It would seem impossible. Absolutely impossible. There could be no way.
How would one choose a bottle of wine to symbolize the culmination of thirteen years? More actually.
To treat myself to a special glass after an even more special occasion—the youngest child’s graduation from high school—was my goal. This was the first of many special life milestones for him, yet a very important one. Made more so by the fact he was one of the class’s co-valedictorians, a goal he set for himself when he first started high school. So very special for our son.
Yet, my husband and I wanted something for us to toast each other, as well. After all the work of the reception, the day, the week…maybe even the years. My philosophy of parenting has always been “it’s about the kids, not about the parents.” However, my spouse and I wanted just a moment to share between the two of us. No children involved, just an extraordinary glass of wine.

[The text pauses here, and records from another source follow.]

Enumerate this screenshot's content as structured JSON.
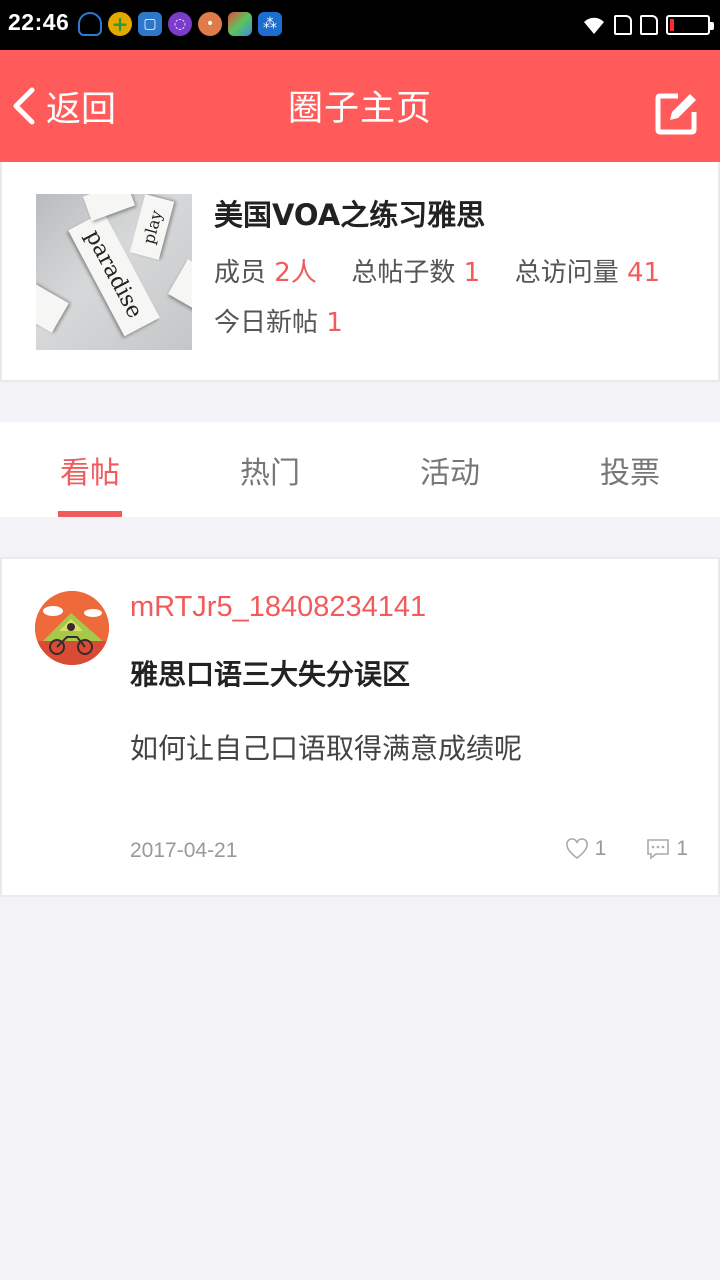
{
  "status_bar": {
    "time": "22:46",
    "notification_icons": [
      "headset-icon",
      "plus-icon",
      "scan-icon",
      "circle-icon",
      "gamepad-icon",
      "color-app-icon",
      "share-icon"
    ],
    "battery_level": 0.1
  },
  "app_bar": {
    "back_label": "返回",
    "title": "圈子主页",
    "edit_icon": "edit-icon",
    "color": "#ff5b5b"
  },
  "circle": {
    "name": "美国VOA之练习雅思",
    "members_label": "成员",
    "members_value": "2人",
    "posts_label": "总帖子数",
    "posts_value": "1",
    "visits_label": "总访问量",
    "visits_value": "41",
    "today_label": "今日新帖",
    "today_value": "1",
    "cover_words": [
      "paradise",
      "play"
    ]
  },
  "tabs": [
    {
      "label": "看帖",
      "active": true
    },
    {
      "label": "热门",
      "active": false
    },
    {
      "label": "活动",
      "active": false
    },
    {
      "label": "投票",
      "active": false
    }
  ],
  "posts": [
    {
      "author": "mRTJr5_18408234141",
      "title": "雅思口语三大失分误区",
      "excerpt": "如何让自己口语取得满意成绩呢",
      "date": "2017-04-21",
      "likes": "1",
      "comments": "1"
    }
  ],
  "colors": {
    "accent": "#f25b5b",
    "background": "#f2f2f7"
  }
}
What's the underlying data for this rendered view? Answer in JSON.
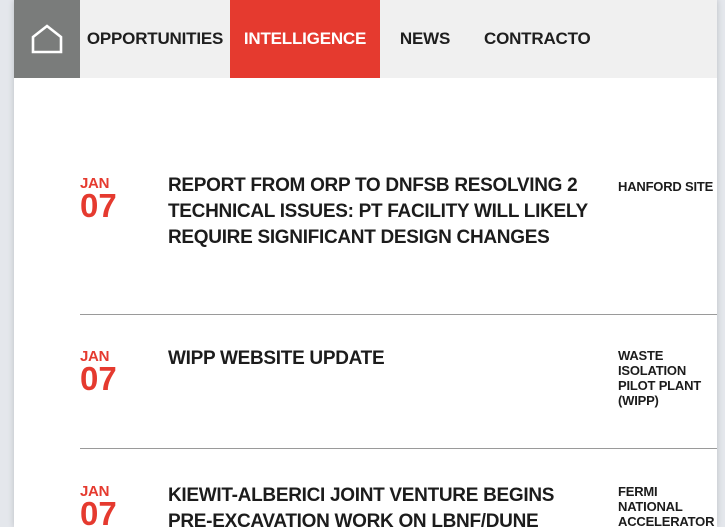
{
  "nav": {
    "home_icon": "home-icon",
    "items": [
      {
        "label": "OPPORTUNITIES",
        "active": false
      },
      {
        "label": "INTELLIGENCE",
        "active": true
      },
      {
        "label": "NEWS",
        "active": false
      },
      {
        "label": "CONTRACTO",
        "active": false
      }
    ]
  },
  "colors": {
    "accent": "#e53a2f",
    "nav_bg": "#f0f0f0",
    "home_bg": "#7a7c7b",
    "text": "#1c1c1c"
  },
  "articles": [
    {
      "month": "JAN",
      "day": "07",
      "title": "REPORT FROM ORP TO DNFSB RESOLVING 2 TECHNICAL ISSUES: PT FACILITY WILL LIKELY REQUIRE SIGNIFICANT DESIGN CHANGES",
      "site": "HANFORD SITE"
    },
    {
      "month": "JAN",
      "day": "07",
      "title": "WIPP WEBSITE UPDATE",
      "site": "WASTE ISOLATION PILOT PLANT (WIPP)"
    },
    {
      "month": "JAN",
      "day": "07",
      "title": "KIEWIT-ALBERICI JOINT VENTURE BEGINS PRE-EXCAVATION WORK ON LBNF/DUNE",
      "site": "FERMI NATIONAL ACCELERATOR"
    }
  ]
}
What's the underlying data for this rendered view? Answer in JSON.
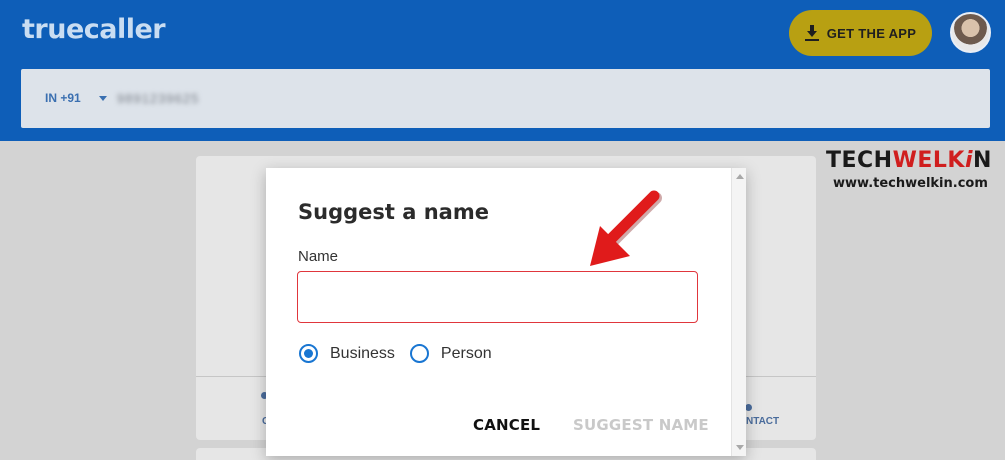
{
  "header": {
    "logo": "truecaller",
    "get_app_label": "GET THE APP"
  },
  "search": {
    "country_code": "IN +91",
    "phone_value": "9891239625"
  },
  "card_actions": {
    "left_fragment": "C",
    "right_fragment": "NTACT"
  },
  "watermark": {
    "brand_dark": "TECH",
    "brand_red": "WELK",
    "brand_i": "i",
    "brand_n": "N",
    "url": "www.techwelkin.com"
  },
  "dialog": {
    "title": "Suggest a name",
    "name_label": "Name",
    "name_value": "",
    "options": [
      {
        "label": "Business",
        "selected": true
      },
      {
        "label": "Person",
        "selected": false
      }
    ],
    "cancel_label": "CANCEL",
    "suggest_label": "SUGGEST NAME"
  },
  "colors": {
    "header_blue": "#0e5eb8",
    "get_app_gold": "#b8a012",
    "input_border_error": "#e0363c",
    "radio_blue": "#1976d2",
    "arrow_red": "#e01b1b"
  }
}
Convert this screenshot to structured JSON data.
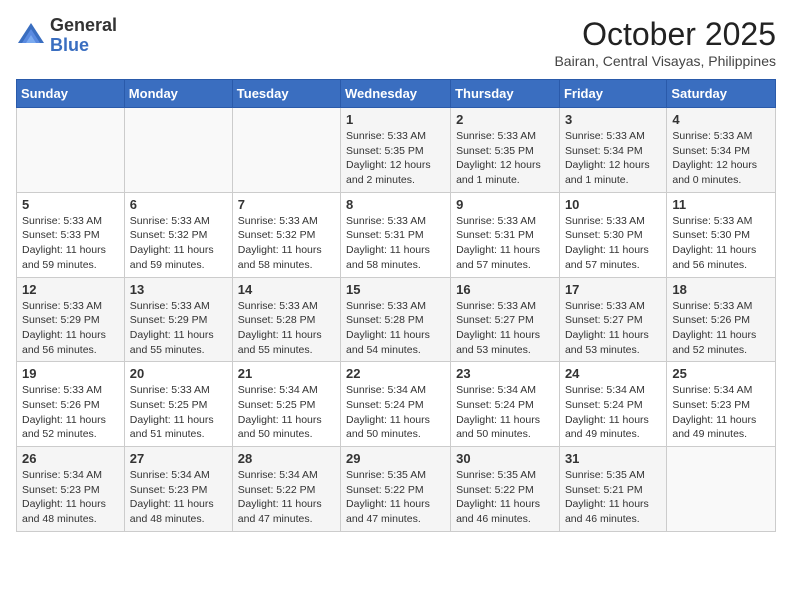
{
  "header": {
    "logo_general": "General",
    "logo_blue": "Blue",
    "month_title": "October 2025",
    "location": "Bairan, Central Visayas, Philippines"
  },
  "weekdays": [
    "Sunday",
    "Monday",
    "Tuesday",
    "Wednesday",
    "Thursday",
    "Friday",
    "Saturday"
  ],
  "weeks": [
    [
      {
        "day": "",
        "sunrise": "",
        "sunset": "",
        "daylight": ""
      },
      {
        "day": "",
        "sunrise": "",
        "sunset": "",
        "daylight": ""
      },
      {
        "day": "",
        "sunrise": "",
        "sunset": "",
        "daylight": ""
      },
      {
        "day": "1",
        "sunrise": "Sunrise: 5:33 AM",
        "sunset": "Sunset: 5:35 PM",
        "daylight": "Daylight: 12 hours and 2 minutes."
      },
      {
        "day": "2",
        "sunrise": "Sunrise: 5:33 AM",
        "sunset": "Sunset: 5:35 PM",
        "daylight": "Daylight: 12 hours and 1 minute."
      },
      {
        "day": "3",
        "sunrise": "Sunrise: 5:33 AM",
        "sunset": "Sunset: 5:34 PM",
        "daylight": "Daylight: 12 hours and 1 minute."
      },
      {
        "day": "4",
        "sunrise": "Sunrise: 5:33 AM",
        "sunset": "Sunset: 5:34 PM",
        "daylight": "Daylight: 12 hours and 0 minutes."
      }
    ],
    [
      {
        "day": "5",
        "sunrise": "Sunrise: 5:33 AM",
        "sunset": "Sunset: 5:33 PM",
        "daylight": "Daylight: 11 hours and 59 minutes."
      },
      {
        "day": "6",
        "sunrise": "Sunrise: 5:33 AM",
        "sunset": "Sunset: 5:32 PM",
        "daylight": "Daylight: 11 hours and 59 minutes."
      },
      {
        "day": "7",
        "sunrise": "Sunrise: 5:33 AM",
        "sunset": "Sunset: 5:32 PM",
        "daylight": "Daylight: 11 hours and 58 minutes."
      },
      {
        "day": "8",
        "sunrise": "Sunrise: 5:33 AM",
        "sunset": "Sunset: 5:31 PM",
        "daylight": "Daylight: 11 hours and 58 minutes."
      },
      {
        "day": "9",
        "sunrise": "Sunrise: 5:33 AM",
        "sunset": "Sunset: 5:31 PM",
        "daylight": "Daylight: 11 hours and 57 minutes."
      },
      {
        "day": "10",
        "sunrise": "Sunrise: 5:33 AM",
        "sunset": "Sunset: 5:30 PM",
        "daylight": "Daylight: 11 hours and 57 minutes."
      },
      {
        "day": "11",
        "sunrise": "Sunrise: 5:33 AM",
        "sunset": "Sunset: 5:30 PM",
        "daylight": "Daylight: 11 hours and 56 minutes."
      }
    ],
    [
      {
        "day": "12",
        "sunrise": "Sunrise: 5:33 AM",
        "sunset": "Sunset: 5:29 PM",
        "daylight": "Daylight: 11 hours and 56 minutes."
      },
      {
        "day": "13",
        "sunrise": "Sunrise: 5:33 AM",
        "sunset": "Sunset: 5:29 PM",
        "daylight": "Daylight: 11 hours and 55 minutes."
      },
      {
        "day": "14",
        "sunrise": "Sunrise: 5:33 AM",
        "sunset": "Sunset: 5:28 PM",
        "daylight": "Daylight: 11 hours and 55 minutes."
      },
      {
        "day": "15",
        "sunrise": "Sunrise: 5:33 AM",
        "sunset": "Sunset: 5:28 PM",
        "daylight": "Daylight: 11 hours and 54 minutes."
      },
      {
        "day": "16",
        "sunrise": "Sunrise: 5:33 AM",
        "sunset": "Sunset: 5:27 PM",
        "daylight": "Daylight: 11 hours and 53 minutes."
      },
      {
        "day": "17",
        "sunrise": "Sunrise: 5:33 AM",
        "sunset": "Sunset: 5:27 PM",
        "daylight": "Daylight: 11 hours and 53 minutes."
      },
      {
        "day": "18",
        "sunrise": "Sunrise: 5:33 AM",
        "sunset": "Sunset: 5:26 PM",
        "daylight": "Daylight: 11 hours and 52 minutes."
      }
    ],
    [
      {
        "day": "19",
        "sunrise": "Sunrise: 5:33 AM",
        "sunset": "Sunset: 5:26 PM",
        "daylight": "Daylight: 11 hours and 52 minutes."
      },
      {
        "day": "20",
        "sunrise": "Sunrise: 5:33 AM",
        "sunset": "Sunset: 5:25 PM",
        "daylight": "Daylight: 11 hours and 51 minutes."
      },
      {
        "day": "21",
        "sunrise": "Sunrise: 5:34 AM",
        "sunset": "Sunset: 5:25 PM",
        "daylight": "Daylight: 11 hours and 50 minutes."
      },
      {
        "day": "22",
        "sunrise": "Sunrise: 5:34 AM",
        "sunset": "Sunset: 5:24 PM",
        "daylight": "Daylight: 11 hours and 50 minutes."
      },
      {
        "day": "23",
        "sunrise": "Sunrise: 5:34 AM",
        "sunset": "Sunset: 5:24 PM",
        "daylight": "Daylight: 11 hours and 50 minutes."
      },
      {
        "day": "24",
        "sunrise": "Sunrise: 5:34 AM",
        "sunset": "Sunset: 5:24 PM",
        "daylight": "Daylight: 11 hours and 49 minutes."
      },
      {
        "day": "25",
        "sunrise": "Sunrise: 5:34 AM",
        "sunset": "Sunset: 5:23 PM",
        "daylight": "Daylight: 11 hours and 49 minutes."
      }
    ],
    [
      {
        "day": "26",
        "sunrise": "Sunrise: 5:34 AM",
        "sunset": "Sunset: 5:23 PM",
        "daylight": "Daylight: 11 hours and 48 minutes."
      },
      {
        "day": "27",
        "sunrise": "Sunrise: 5:34 AM",
        "sunset": "Sunset: 5:23 PM",
        "daylight": "Daylight: 11 hours and 48 minutes."
      },
      {
        "day": "28",
        "sunrise": "Sunrise: 5:34 AM",
        "sunset": "Sunset: 5:22 PM",
        "daylight": "Daylight: 11 hours and 47 minutes."
      },
      {
        "day": "29",
        "sunrise": "Sunrise: 5:35 AM",
        "sunset": "Sunset: 5:22 PM",
        "daylight": "Daylight: 11 hours and 47 minutes."
      },
      {
        "day": "30",
        "sunrise": "Sunrise: 5:35 AM",
        "sunset": "Sunset: 5:22 PM",
        "daylight": "Daylight: 11 hours and 46 minutes."
      },
      {
        "day": "31",
        "sunrise": "Sunrise: 5:35 AM",
        "sunset": "Sunset: 5:21 PM",
        "daylight": "Daylight: 11 hours and 46 minutes."
      },
      {
        "day": "",
        "sunrise": "",
        "sunset": "",
        "daylight": ""
      }
    ]
  ]
}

Now, extraordinary for me doesn’t necessarily mean expensive. It doesn’t necessarily mean from an exotic location. It doesn’t mean high critic scores. And it doesn’t mean a big-named producer. This wine was more about the occasion. It had to be a wine my husband and I would both enjoy. Respect. Know the story behind the bottle. Maybe even be a producer I was dying to try. (If the wine just happened to meet the above standards of scores and location, so be it.)
So, when I walked into a Rapid City, South Dakota liquor store—Canyon Lake Liquors—imagine how thrilled I was to find a bottle of Red Cap Vineyards 2006 Cabernet. It fit my criteria exactly. The perfect balance between my husband’s bold palate and my slightly more reserved sense of taste. A well respected, yet small producer. A great story behind the production of the wine. A label that featured a young boy on a tree swing—perfect for the parents of a boy who was no longer that young.
I had been following certain wine lovers on social media for some time; this was how I originally got turned on to Red Cap Vineyards. The more research I did the more I wanted to find a bottle. However, located in the remote area of Howell Mountain in Napa Valley with no tasting room and most of its limited 280 cases a year sold through select distributors in just a few states, I was pretty sure I would never get my hands on a bottle until I went to California this summer. After the initial shock of spotting the boy on a swing from the Red Cap label, I snatched the bottle from the shelf as if someone might grab it away from me, marched to the register, and purchased it as fast as I could! I was so excited about my acquisition, I really didn’t pay much attention to the selection until I got home.
After I was safely away from any crowd that might steal my rare wine find, I looked more closely at the bottle. Again, another surprise awaited me: this was a 2006—the first vintage Tom and Desiree Altemus and winemaker Rudy Zuidema made from their vines planted on Howell Mountain. In addition to the year being special for the vintage, it also was great timing to open the wine since it had some time to age in the bottle.
At the end of the day on Sunday, after decorating for the party, getting dressed up, waiting for commencement, sitting nervously through my son’s speech (he did great, by the way), hugging other graduates, eating tasty food, saying thanks to well-wishers, cleaning up the aftermath, and watching my grad open gifts, my husband and I were finally ready to relax.
Heels came off. The bottle was opened. The wine was poured, swirled, sniffed, and sipped. And delicious. Absolutely delicious.
In the glass, the deep, inky, chokecherry-red made beautiful tears as it ran down the sides of the glass. On the nose, the smells of fig, spice, earth, and ginger came through. On the palate, the baked plum led to tannins that smoothed to velvet over the tongue. The finish was all fruit and lasted forever.
I enjoyed the glass so much, that I actually became a bit of a wine hoarder, only allowing us to have a smaller glass that night. I wanted a glass the next night, too! Yes, it was so nice, I wanted that bottle to drink from twice. So we poured the next night as well. Being opened for twenty-four hours changed the wine, but only slightly. I think the tannins were more approachable on the first sip; they were smoother the instant they hit the palate. The fruit and spice were still complex in the mouth, and the finish still seemed to last an eternity.
Though it may seem impossible, a special occasion really does deserve a special wine. One that maybe took a little bit of a search and a lot bit of luck. This bottle does not have to be the “perfect” bottle, it just has to be the perfect one for that specific occasion.
It has to be one that matches the gravity of the celebration, one that represents the people and places and memories of the milestone. Just like our Red Cap Vineyards 2006 Cabernet, the bottle will become a part of the memory itself. A reason to smile because it evokes memories on its own. I truly feel honored to have scored such a unique find for my husband and I to toast each other on our youngest’s high school graduation. A wine that is as special as he is. A wine that will forever make me think of my son on his first of many “adult” accomplishments.